The Grand Canyon was a bowl full of fog one day last December. Visitors at the top looked out on a sea of thick clouds below the rim. It was a total cloud inversion, which occurs when the colder air in the clouds is pushed and held down by warmer air above.
Almost everyone enjoys watching the clouds. We gaze at lazy shapes floating above us. We look for clues about the weather. Those masses of visible moisture in the sky remind us that weather is indeed wonderful.
Sometimes it appears as if God has painted the sky with breaking ocean waves. These are Kelvin-Helmholtz clouds, also called billows. They are named for scientists Lord Kelvin and Hermann von Helmholtz, who discovered the process by which these clouds form. Winds at the top of a cloud layer are moving faster than winds at the base of the same layer. This causes the top to crash downward in a curling manner. The rolling motion created by this wind shear is quite turbulent.
You will take a second—and third—look at lenticular clouds. One may resemble a huge lens hovering in the air. Another looks like a flying saucer! The clouds form when stable moist air flows over a mountain range.
Perhaps you have noticed bunches of pouch-like clouds hanging from the underside of a larger cloud after a thunderstorm. They are mammatus clouds, and they hold large raindrops and snow crystals. With sunlight reflecting off them, these clouds are a remarkable sight.
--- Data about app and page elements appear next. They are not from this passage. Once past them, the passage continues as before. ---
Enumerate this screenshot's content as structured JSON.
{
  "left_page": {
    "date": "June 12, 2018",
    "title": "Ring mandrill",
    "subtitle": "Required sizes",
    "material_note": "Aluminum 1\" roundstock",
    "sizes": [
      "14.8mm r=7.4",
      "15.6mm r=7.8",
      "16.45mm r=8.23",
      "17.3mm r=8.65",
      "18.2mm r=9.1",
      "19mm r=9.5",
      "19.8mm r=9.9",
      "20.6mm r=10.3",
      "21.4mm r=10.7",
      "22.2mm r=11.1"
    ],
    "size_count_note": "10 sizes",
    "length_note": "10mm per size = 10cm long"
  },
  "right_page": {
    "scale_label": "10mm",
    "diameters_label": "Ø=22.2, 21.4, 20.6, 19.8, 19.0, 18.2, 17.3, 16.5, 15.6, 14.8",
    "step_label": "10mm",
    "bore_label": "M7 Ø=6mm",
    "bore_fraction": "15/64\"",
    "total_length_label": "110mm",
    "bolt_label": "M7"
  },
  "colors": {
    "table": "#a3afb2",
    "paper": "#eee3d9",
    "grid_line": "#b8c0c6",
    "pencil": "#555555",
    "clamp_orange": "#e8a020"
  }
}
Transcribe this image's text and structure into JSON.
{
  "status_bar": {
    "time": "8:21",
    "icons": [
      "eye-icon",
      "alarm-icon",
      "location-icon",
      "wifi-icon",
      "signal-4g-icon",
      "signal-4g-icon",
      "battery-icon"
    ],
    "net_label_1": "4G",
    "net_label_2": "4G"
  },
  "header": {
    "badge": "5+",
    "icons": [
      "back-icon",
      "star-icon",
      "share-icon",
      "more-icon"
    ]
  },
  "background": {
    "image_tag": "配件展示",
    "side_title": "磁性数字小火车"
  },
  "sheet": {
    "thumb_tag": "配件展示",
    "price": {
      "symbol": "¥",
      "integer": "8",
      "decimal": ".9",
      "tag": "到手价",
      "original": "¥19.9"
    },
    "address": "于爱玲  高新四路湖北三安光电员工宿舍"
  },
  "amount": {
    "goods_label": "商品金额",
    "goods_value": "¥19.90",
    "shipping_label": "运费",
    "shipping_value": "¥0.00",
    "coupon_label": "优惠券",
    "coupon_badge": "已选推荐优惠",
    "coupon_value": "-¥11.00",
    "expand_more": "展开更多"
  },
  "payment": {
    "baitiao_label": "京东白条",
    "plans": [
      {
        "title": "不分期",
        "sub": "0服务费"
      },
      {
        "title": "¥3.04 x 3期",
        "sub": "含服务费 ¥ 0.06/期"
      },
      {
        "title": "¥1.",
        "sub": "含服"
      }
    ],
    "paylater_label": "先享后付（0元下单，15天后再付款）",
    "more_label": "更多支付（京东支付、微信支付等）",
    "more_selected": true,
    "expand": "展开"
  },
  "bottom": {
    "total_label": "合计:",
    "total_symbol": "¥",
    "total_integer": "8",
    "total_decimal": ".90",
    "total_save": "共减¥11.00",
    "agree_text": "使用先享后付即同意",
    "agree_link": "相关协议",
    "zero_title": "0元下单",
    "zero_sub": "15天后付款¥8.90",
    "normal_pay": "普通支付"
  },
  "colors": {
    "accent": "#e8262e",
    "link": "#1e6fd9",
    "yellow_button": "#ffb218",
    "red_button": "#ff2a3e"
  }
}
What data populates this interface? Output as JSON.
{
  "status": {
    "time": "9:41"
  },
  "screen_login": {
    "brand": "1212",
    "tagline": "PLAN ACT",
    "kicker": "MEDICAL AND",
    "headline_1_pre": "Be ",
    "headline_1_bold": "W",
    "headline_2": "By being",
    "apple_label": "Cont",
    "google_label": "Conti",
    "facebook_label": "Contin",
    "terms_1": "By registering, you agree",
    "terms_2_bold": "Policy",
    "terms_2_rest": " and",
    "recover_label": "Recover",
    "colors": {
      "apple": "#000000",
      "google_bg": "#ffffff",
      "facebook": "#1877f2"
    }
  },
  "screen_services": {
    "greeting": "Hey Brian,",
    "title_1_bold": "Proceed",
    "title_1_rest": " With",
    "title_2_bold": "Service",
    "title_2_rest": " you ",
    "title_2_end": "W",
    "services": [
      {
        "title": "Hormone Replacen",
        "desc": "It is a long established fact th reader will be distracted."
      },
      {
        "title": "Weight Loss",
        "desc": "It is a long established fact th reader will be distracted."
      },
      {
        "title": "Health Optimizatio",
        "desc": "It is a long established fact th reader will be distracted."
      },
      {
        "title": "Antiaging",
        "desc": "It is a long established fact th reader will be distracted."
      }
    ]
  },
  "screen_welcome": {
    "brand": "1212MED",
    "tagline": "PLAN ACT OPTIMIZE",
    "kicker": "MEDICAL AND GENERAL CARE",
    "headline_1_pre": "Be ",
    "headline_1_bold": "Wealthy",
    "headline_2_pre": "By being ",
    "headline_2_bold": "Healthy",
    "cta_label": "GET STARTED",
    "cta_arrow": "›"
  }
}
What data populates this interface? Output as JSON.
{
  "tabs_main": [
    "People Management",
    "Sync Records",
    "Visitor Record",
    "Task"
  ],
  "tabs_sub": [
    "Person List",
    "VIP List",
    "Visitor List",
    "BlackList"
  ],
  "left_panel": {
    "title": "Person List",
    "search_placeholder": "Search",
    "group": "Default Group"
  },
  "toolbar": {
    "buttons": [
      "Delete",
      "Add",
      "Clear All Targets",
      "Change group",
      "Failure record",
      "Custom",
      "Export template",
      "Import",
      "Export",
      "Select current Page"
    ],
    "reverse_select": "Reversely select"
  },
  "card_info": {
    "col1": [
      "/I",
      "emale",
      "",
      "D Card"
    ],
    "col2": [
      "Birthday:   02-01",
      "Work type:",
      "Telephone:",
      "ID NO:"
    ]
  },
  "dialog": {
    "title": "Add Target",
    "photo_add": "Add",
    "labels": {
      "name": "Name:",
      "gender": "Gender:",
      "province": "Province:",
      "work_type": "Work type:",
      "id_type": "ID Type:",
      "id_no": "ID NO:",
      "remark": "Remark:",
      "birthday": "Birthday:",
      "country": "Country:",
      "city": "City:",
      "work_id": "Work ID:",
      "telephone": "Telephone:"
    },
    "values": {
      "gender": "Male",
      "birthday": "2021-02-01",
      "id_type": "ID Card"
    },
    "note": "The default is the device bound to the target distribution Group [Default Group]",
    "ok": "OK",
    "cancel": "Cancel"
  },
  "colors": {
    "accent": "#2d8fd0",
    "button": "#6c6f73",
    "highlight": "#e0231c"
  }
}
We on Earth look up at clouds, those enormous frothy, puffy, dark, swarming masses of moisture, and we are awed. But the prophet Nahum reminds us that the one who created the clouds is deserving of greater awe, for “His way is in the whirlwind and storm, and the clouds are the dust of His feet”!